DATASET EXTRACT:
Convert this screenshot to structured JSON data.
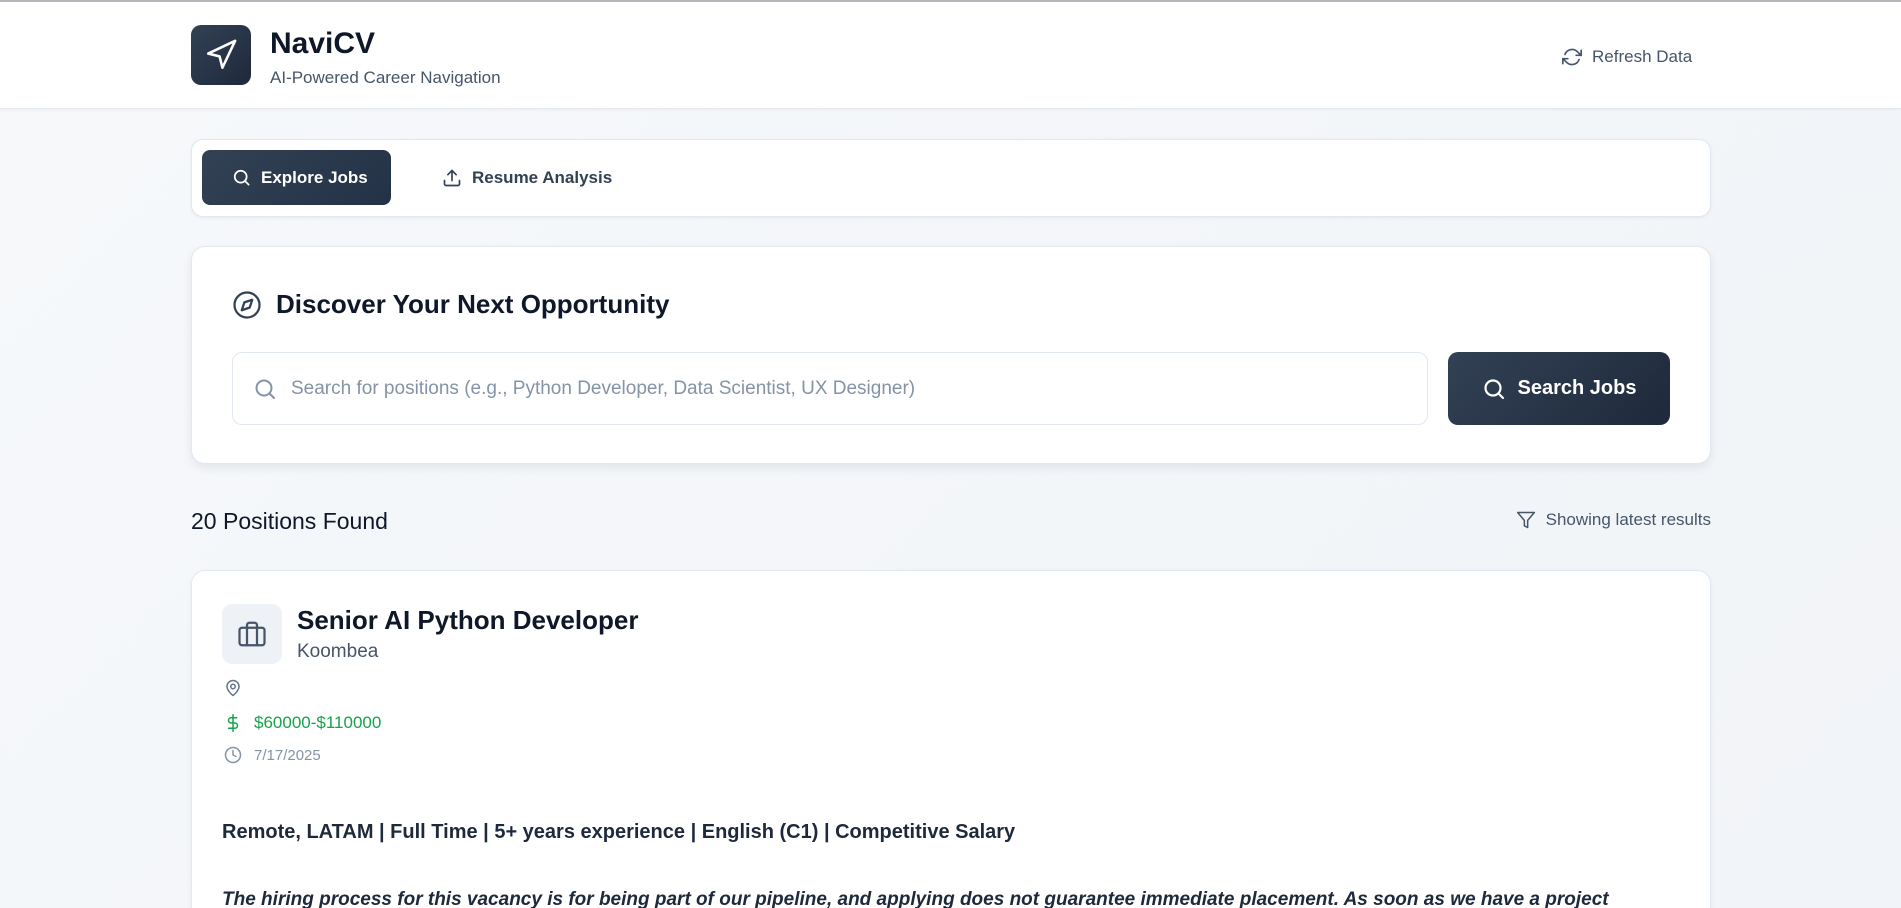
{
  "app": {
    "title": "NaviCV",
    "subtitle": "AI-Powered Career Navigation",
    "logo_icon": "paper-plane-icon",
    "refresh_label": "Refresh Data"
  },
  "tabs": [
    {
      "label": "Explore Jobs",
      "icon": "search-icon",
      "active": true
    },
    {
      "label": "Resume Analysis",
      "icon": "upload-icon",
      "active": false
    }
  ],
  "search": {
    "heading": "Discover Your Next Opportunity",
    "heading_icon": "compass-icon",
    "placeholder": "Search for positions (e.g., Python Developer, Data Scientist, UX Designer)",
    "value": "",
    "button_label": "Search Jobs"
  },
  "results": {
    "count_label": "20 Positions Found",
    "filter_label": "Showing latest results"
  },
  "jobs": [
    {
      "title": "Senior AI Python Developer",
      "company": "Koombea",
      "location": "",
      "salary": "$60000-$110000",
      "date": "7/17/2025",
      "summary": "Remote, LATAM | Full Time | 5+ years experience | English (C1) | Competitive Salary",
      "description": "The hiring process for this vacancy is for being part of our pipeline, and applying does not guarantee immediate placement. As soon as we have a project"
    }
  ],
  "colors": {
    "primary": "#334155",
    "primary_dark": "#1e293b",
    "salary": "#16a34a",
    "muted": "#8593a7"
  }
}
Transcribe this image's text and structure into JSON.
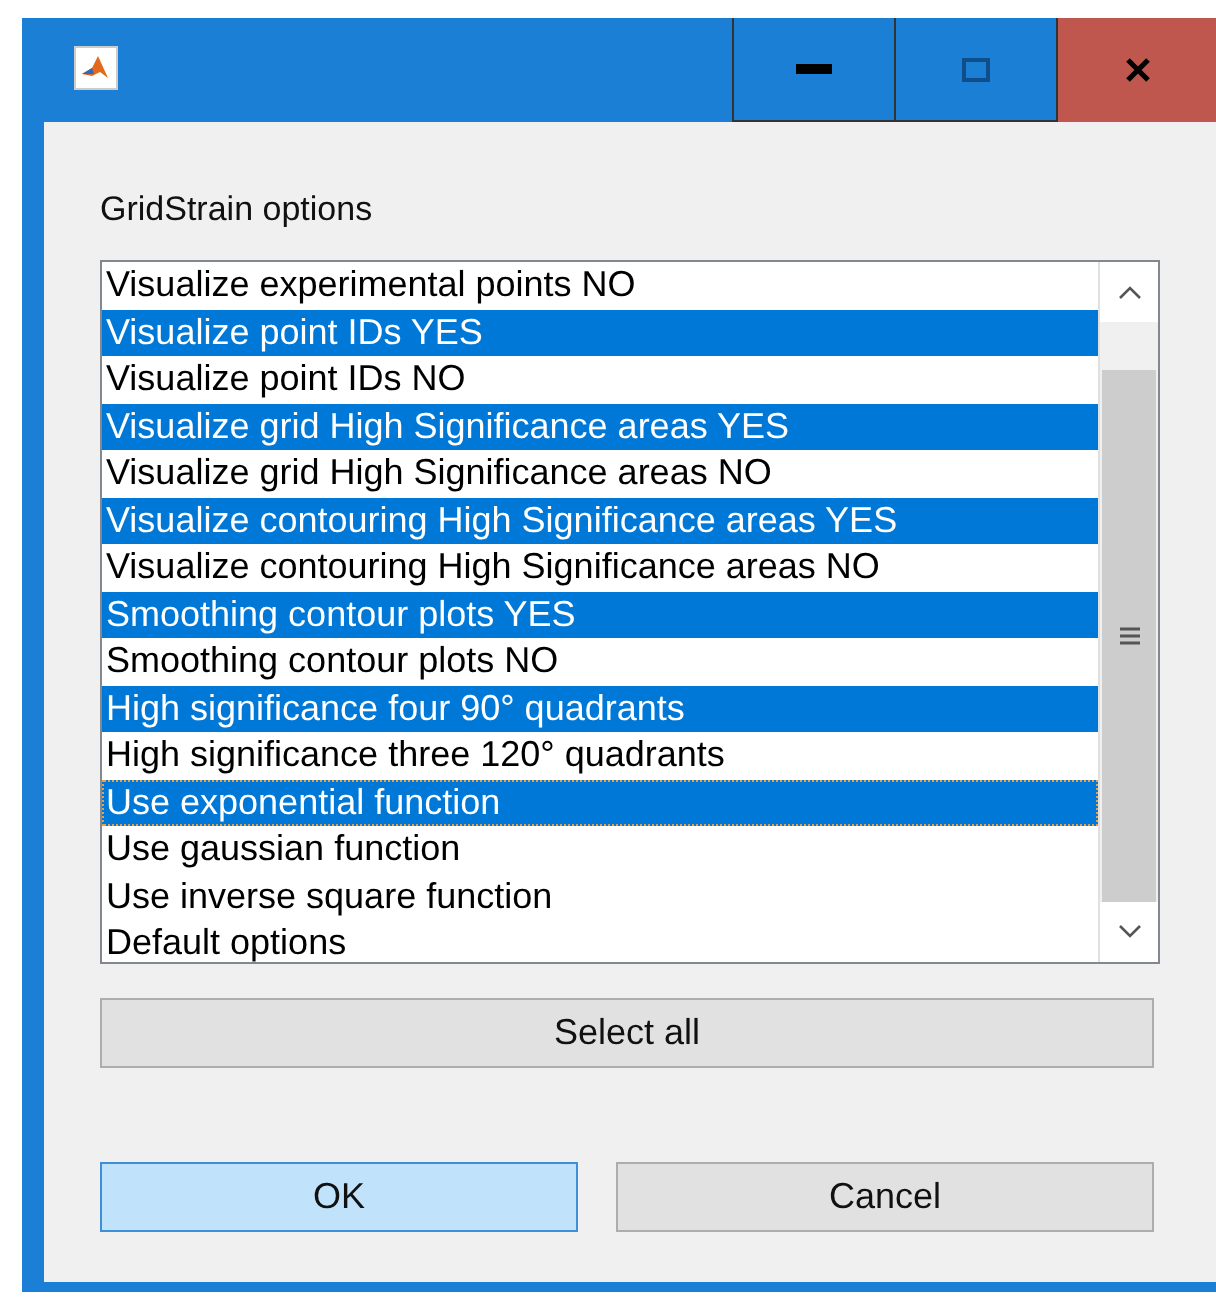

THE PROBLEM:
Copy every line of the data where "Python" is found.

RESULT OF THE EXERCISE:
    "placeholder": "Search for positions (e.g., Python Developer, Data Scientist, UX Designer)",
      "title": "Senior AI Python Developer",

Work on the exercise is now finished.